Web Browser News: Safari 4 Downloads in Perspective, Opera Boycott

There’s some browser news floating around today worth talking about. And none of it has anything to do with Internet Explorer.

Firefox

First up, Mozilla puts Safari 4′s 11M downloads in perspective:

I just read that Apple is reporting 11 million Safari 4 downloads in just three days. That’s pretty amazing.

I’d like to follow up that report with one of my own.

Firefox 3.0.11 was downloaded about 150 million times in the last 24 hours.

While there may be a touch of snark in the comment, the truth is the truth. There’s also no denying its accuracy, nor can it be doubted that it does indeed put Safari 4′s download numbers in an entirely different context. In fact, Mozilla had previously pointed out that 27% of Mac users alone have swapped from the default browser to Firefox:

Having chosen Mac, Safari users, about 27% of them, have opted out of the bundled and default browser and instead chosen Firefox. That’s an even higher conversion to Firefox rate than we’re seeing on Windows.

In short, Safari has a long way to go.

Opera

Meanwhile, elsewhere in the browser world, staunch Internet Explorer fans are requesting a boycott on the Opera browser.

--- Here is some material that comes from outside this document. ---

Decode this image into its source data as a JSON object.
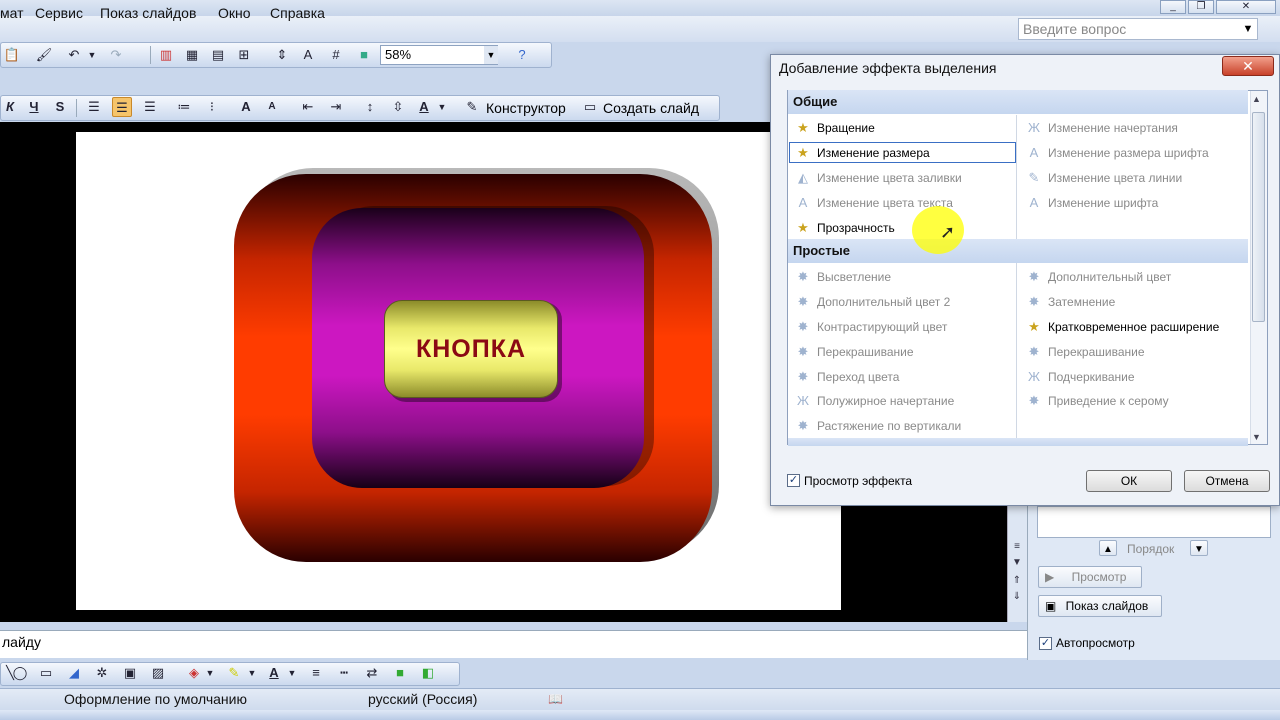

From the article:

Opera is simply upset because their browser is dead last in market share, and has already been surpassed by the recently released Google Chrome browser and Apple’s Safari browser for Windows.

True enough. I think Opera is asking for a seat at the table they haven’t earned. As for the boycott itself, given Opera’s share of the browser market I though it was already on.